Jo Caird: Some Thoughts on Audiences
But rather than dwelling on this uncomfortable truth, I'd like to think about the audiences themselves and look at their behaviour. Do audiences respond differently when they've paid to be there compared to when they haven't for example? Last year saw the launch of the Theatre Ninjas scheme, which allows visitors to the Fringe to access a list of shows advertising free tickets for that day’s performance, and gives them a password to exchange for a ticket at the venue's box office.
This summer the app and website has returned, to the delight of audiences and companies alike, the former because it gives them the opportunity to see shows for free, the latter because it means they're not playing to empty houses. The only people who aren't feeling so positive about Theatre Ninjas are the Pleasance, Gilded Balloon and Assembly, who have made it clear to the companies performing with them that they are not to offer tickets via the scheme. This is a great shame as far as I'm concerned, as it's not just the shows in smaller venues that benefit from the sorts of audiences – enthusiastic, grateful ones – that Theatre Ninjas bring in. Of the large venues, only Underbelly have been supportive of the scheme, which says something I think about the forward-looking, risk-taking attitude of this venue compared to the others.
But even if you've got people in, that doesn't necessarily mean they're going to be a 'good' audience. Last week I witnessed various types of bad behaviour on the part of audience members in shows, including holding entire conversations, sleeping, and sitting with their arms crossed with a 'come on, impress me, why don't you?' look on their faces. I was even told about a show in which an audience member booed rather than applauded at the end of the performance.
Booing is clearly in another league from the other examples mentioned, but even these are unacceptable displays of disrespect on the part of audience members. What many people forget, I think, is that it is usually possible for the performers to see and hear exactly what is going on in the auditorium (especially at the Fringe, when that auditorium is probably the back room of a pub or a Portakabin). I'm always very aware of this myself when taking notes during a performance, having been chastised by performers (after the show I might add, and always in a friendly way) for sitting too close and being too obvious in my scrawlings.
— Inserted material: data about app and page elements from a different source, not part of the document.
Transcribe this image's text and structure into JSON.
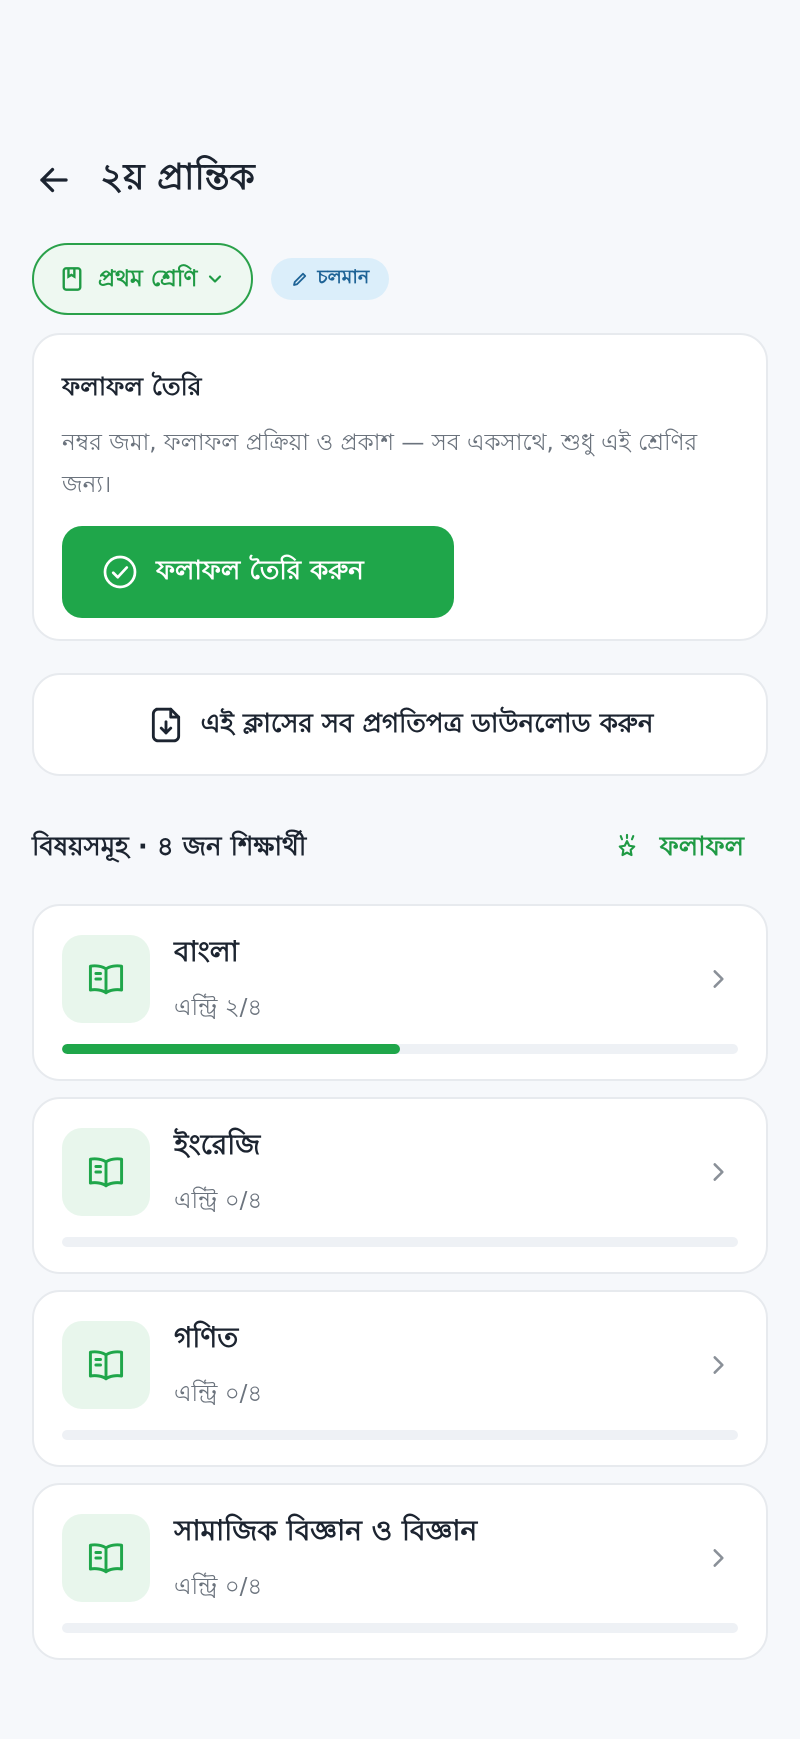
{
  "header": {
    "title": "২য় প্রান্তিক"
  },
  "chips": {
    "class_label": "প্রথম শ্রেণি",
    "status_label": "চলমান"
  },
  "result_card": {
    "title": "ফলাফল তৈরি",
    "description": "নম্বর জমা, ফলাফল প্রক্রিয়া ও প্রকাশ — সব একসাথে, শুধু এই শ্রেণির জন্য।",
    "button_label": "ফলাফল তৈরি করুন"
  },
  "download": {
    "label": "এই ক্লাসের সব প্রগতিপত্র ডাউনলোড করুন"
  },
  "section": {
    "count_label": "বিষয়সমূহ · ৪ জন শিক্ষার্থী",
    "results_link": "ফলাফল"
  },
  "subjects": [
    {
      "name": "বাংলা",
      "entry": "এন্ট্রি ২/৪",
      "progress": 0.5
    },
    {
      "name": "ইংরেজি",
      "entry": "এন্ট্রি ০/৪",
      "progress": 0
    },
    {
      "name": "গণিত",
      "entry": "এন্ট্রি ০/৪",
      "progress": 0
    },
    {
      "name": "সামাজিক বিজ্ঞান ও বিজ্ঞান",
      "entry": "এন্ট্রি ০/৪",
      "progress": 0
    }
  ],
  "colors": {
    "primary": "#1fa64a",
    "status_bg": "#dbeefa",
    "status_text": "#1e6396"
  }
}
The job actors do up there for us may seem like an instinctive, enjoyable one, but performance of any kind requires an enormous level of concentration, which once lost due to distraction, is difficult to regain. Talking, of course, disturbs other audience members too. If you've got something to say, wait until the end of the performance. And do your best to look interested. However much we're disliking what you're seeing, the performers are working hard up there and we owe them at least our full, undivided attention.
The most extraordinary display of audience behaviour I've seen in the past week, however, was at the Ontroerend Goed show, Audience, which, through a series of provocative scenes, deliberately sets out to bait members of the audience into reacting to what is going on before them. One scenario in particular, where a young female member of the audience was bullied and insulted by a performer, provoked such rage and offence that people around me shouted and swore at the performer in question. This, of course, was the hoped for response: with this show, Ontroerend Goed forces us to examine the way that we behave in group situations, questioning the role of individual morality when herd mentality provides a convenient ethical get out clause. But so angry was the man sitting behind me, that when, at a calmer moment later in the show I politely asked him and his wife to stop talking, he bellowed at me “I'll stop talking when I f**king want to”. Not good behaviour.